Howard University officials yesterday insisted they are legally restricted by NCAA rules from aiding walk-on running back Ivan Thompson, who complained to The Washington Post Wednesday that he has no money to buy food and has gone hungry for several days at a time this semester.
However, an NCAA official said there is a way for the school's athletic department to award the 20-year-old junior a scholarship. David Berst, the NCAA's director of enforcement, said, "If the athlete is truly a walk-on, meaning he has not been recruited, the school can aid him this year and just have one less athletic scholarship allotted for next year. NCAA regulations do not prohibit a school from aiding someone who is truly a walk-on."
The university's switchboard, athletic department and public relations offices were deluged with calls yesterday, offering assistance to the youngster. However, Thompson is forbidden by NCAA rules to accept such help and could have his eligibility suspended if he did.
When asked during an hour interview: "What can be done for Ivan Thompson?" Howard Athletic Director Leo Miles replied, "Nothing, as far as the athletic department is concerned. Anything we contributed to him would be aid. Even extra meal tickets would count toward an athletic reward.
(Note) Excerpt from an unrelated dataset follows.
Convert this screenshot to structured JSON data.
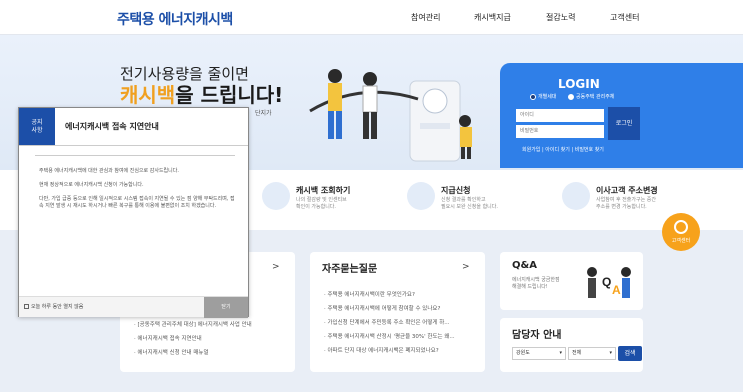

Howard University then would be in violation of Bylaw 5 and we could be put on probation."
"We have used all our scholarships' for this year," Miles reiterated, "so no matter how much we would like to help Ivan, we can't. It's right here in the NCAA handbook."
Informed of Berst's comments, Miles said, "I have no knowledge of that rule."
Thompson, a 20-year-old Cleveland native who transfered to Howard a year ago from a junior college in Ontario, Oregon, never was recruited by Howard or promised an athletic scholarship, according to Bison Coach Floyd Keith. Thompson told the Post that he never asked for a scholarship, but just wanted to be included on the meal plan with the scholarship athletes because he spent all of his summer job earnings on tuition and fees.
Miles also said Thompson gets more money in the form of loans and funds from the school's financial-aid office than scholarship athletes receive. "A full scholarship totals $4,059 and that includes tuition, room and board plus $150 in books. He (Thompson) had more than that," Miles said. One school official estimated that Thompson had received roughly $4,200 in aid. A reporter's request to see the financial records was denied.
Thompson reportedly was seeing a doctor for an inflamed right knee and could not be reached for comment.
Miles, who said he plans to talk to Thompson soon, added that he has major questions about how Thompson spent his university aid.
"I'm not questioning whether or not he's hungry or doesn't have the money to buy food," Miles said, "but the implication of that story yesterday was that here's a kid going without food and Howard University is refusing to do anything about it. We can't do anything."
The Washington Post received scores of calls from people offering Thompson assistance, including several restaurant owners who offered him money and food. "Alumni or no one else can donate anything to the athlete or there would be a violation," Berst said, citing the NCAA's "extra-benefit rule."
Coach Keith, who left with his team yesterday for Petersburg and Saturday's game against Virginia State, said he told Thompson right from the start there were no available scholarships and that he would have to prove himself before being considered for one.
"If he's eligible academically in January, I have no problem putting Ivan on scholarship," Keith said. "But I had already committed myself to other youngsters for scholarships before I had even seen Ivan. This guy has been a surprise. A pleasant surprise. And I feel for Ivan. I suffer with him. But the fact of the matter is that he has to grow up off the football field. He had money that his meals should have been paid for.
"I put walk-ons on scholarships all the time. We have five guys on the team now who fall under that category. I repeat that I'll have no problem putting him on scholarship at midseason."